- **Task brief**:
Look through the entries. Copy each line that has the word "phone".
*** Input material Section Begins ***
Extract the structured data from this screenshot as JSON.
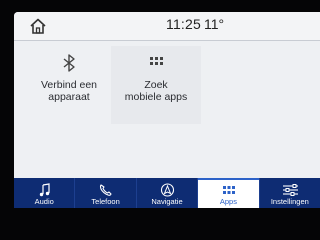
{
  "status": {
    "home_icon": "home-icon",
    "time": "11:25",
    "temperature": "11°"
  },
  "tiles": [
    {
      "icon": "bluetooth-icon",
      "label_line1": "Verbind een",
      "label_line2": "apparaat"
    },
    {
      "icon": "apps-grid-icon",
      "label_line1": "Zoek",
      "label_line2": "mobiele apps"
    }
  ],
  "nav": {
    "items": [
      {
        "label": "Audio",
        "icon": "music-note-icon"
      },
      {
        "label": "Telefoon",
        "icon": "phone-icon"
      },
      {
        "label": "Navigatie",
        "icon": "navigation-icon"
      },
      {
        "label": "Apps",
        "icon": "apps-grid-icon",
        "active": true
      },
      {
        "label": "Instellingen",
        "icon": "settings-sliders-icon"
      }
    ],
    "active_color": "#2c62c8",
    "bar_color": "#0e2c73"
  }
}
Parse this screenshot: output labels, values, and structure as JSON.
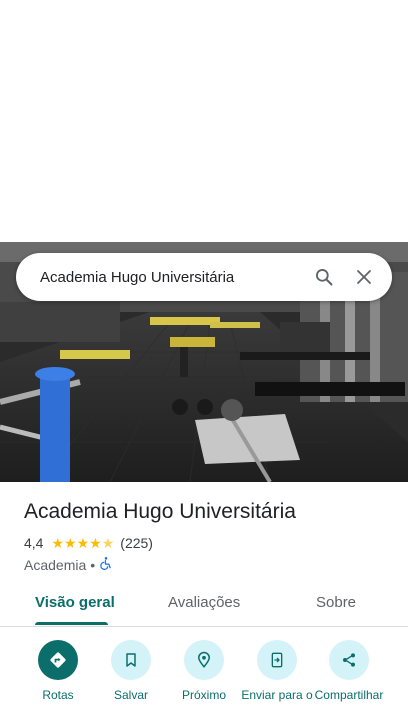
{
  "search": {
    "value": "Academia Hugo Universitária"
  },
  "place": {
    "title": "Academia Hugo Universitária",
    "rating": "4,4",
    "rating_value": 4.4,
    "review_count": "(225)",
    "category": "Academia",
    "separator": "•"
  },
  "tabs": [
    {
      "label": "Visão geral",
      "active": true
    },
    {
      "label": "Avaliações",
      "active": false
    },
    {
      "label": "Sobre",
      "active": false
    }
  ],
  "actions": [
    {
      "label": "Rotas",
      "icon": "directions-icon"
    },
    {
      "label": "Salvar",
      "icon": "bookmark-icon"
    },
    {
      "label": "Próximo",
      "icon": "nearby-icon"
    },
    {
      "label": "Enviar para o",
      "icon": "send-to-phone-icon"
    },
    {
      "label": "Compartilhar",
      "icon": "share-icon"
    }
  ],
  "colors": {
    "accent": "#0b6e6a",
    "accent_light": "#d3f3f8",
    "star": "#fbbc04"
  }
}
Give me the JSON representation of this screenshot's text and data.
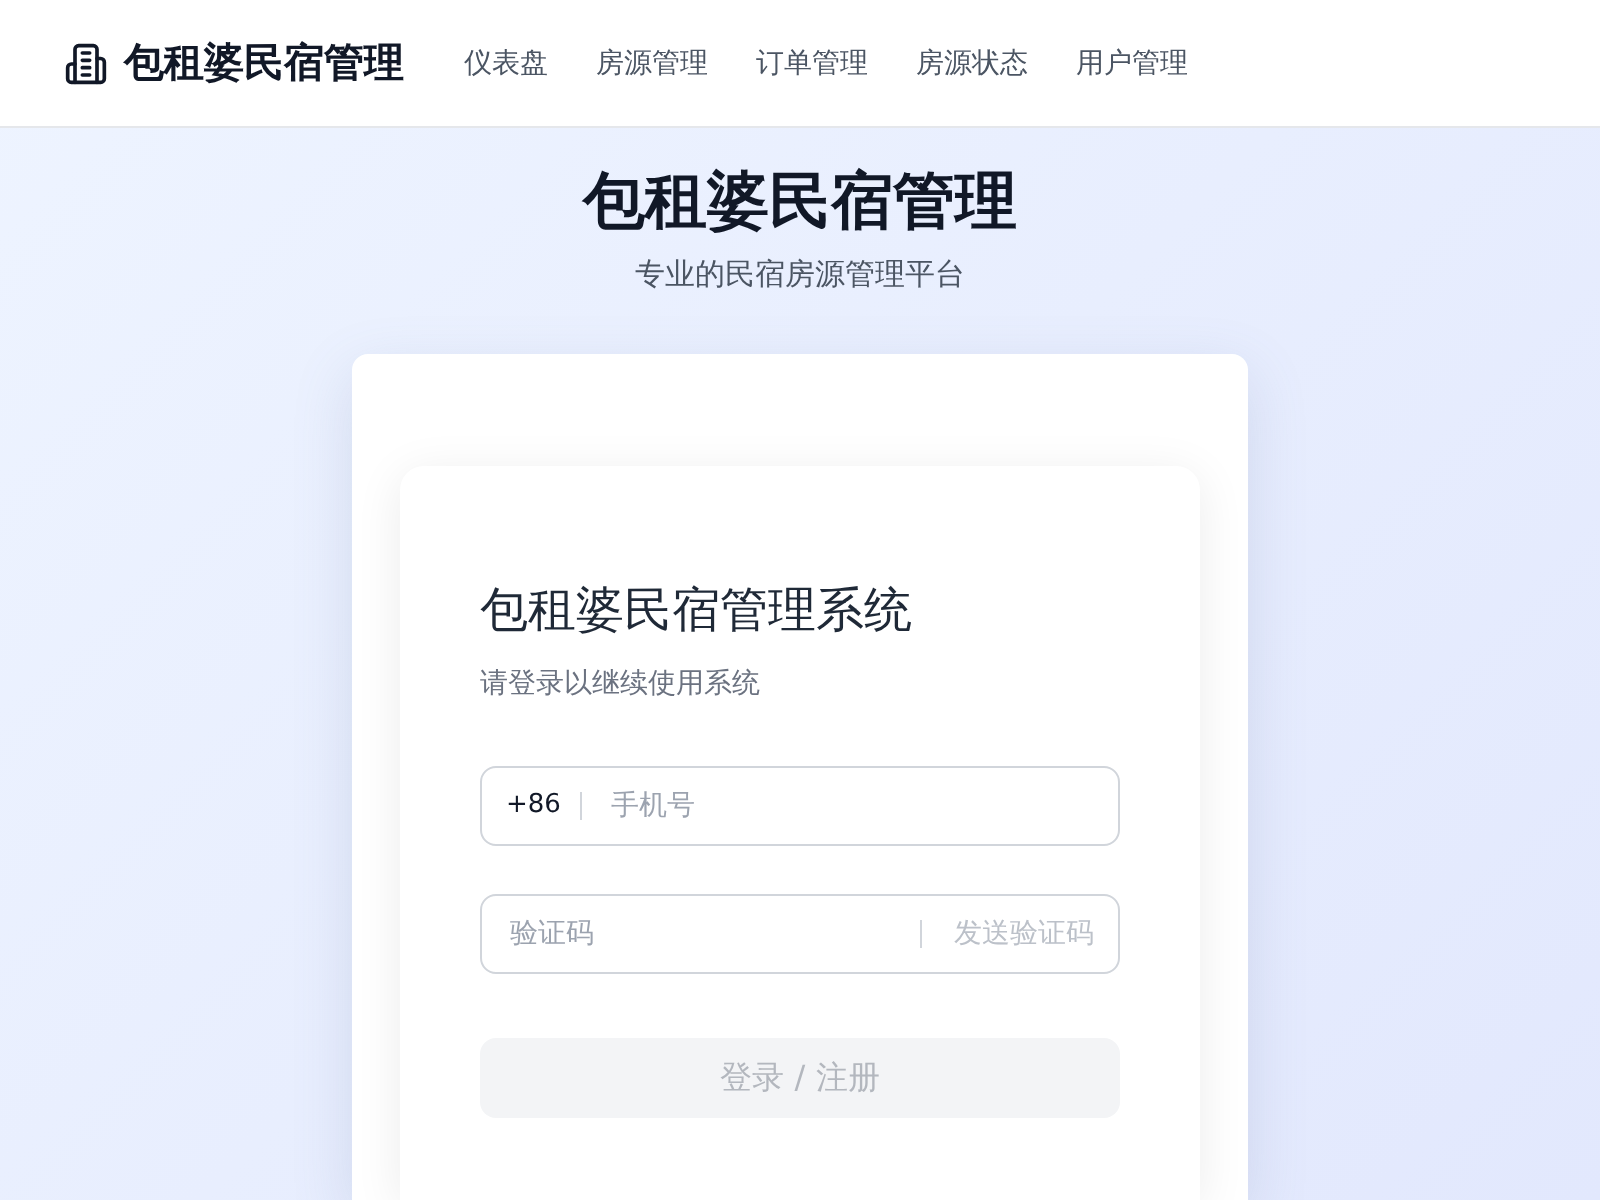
{
  "header": {
    "brand": "包租婆民宿管理",
    "nav": [
      {
        "label": "仪表盘",
        "selected": false
      },
      {
        "label": "房源管理",
        "selected": false
      },
      {
        "label": "订单管理",
        "selected": false
      },
      {
        "label": "房源状态",
        "selected": false
      },
      {
        "label": "用户管理",
        "selected": false
      }
    ]
  },
  "hero": {
    "title": "包租婆民宿管理",
    "subtitle": "专业的民宿房源管理平台"
  },
  "login": {
    "title": "包租婆民宿管理系统",
    "subtitle": "请登录以继续使用系统",
    "country_code": "+86",
    "phone": {
      "placeholder": "手机号"
    },
    "code": {
      "placeholder": "验证码"
    },
    "send_code": {
      "label": "发送验证码",
      "disabled": true
    },
    "submit": {
      "label": "登录 / 注册",
      "disabled": true
    }
  }
}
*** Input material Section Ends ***
- **Finished task**:
        "icon": "phone-icon"
      "icon": "send-to-phone-icon"
    "phone": {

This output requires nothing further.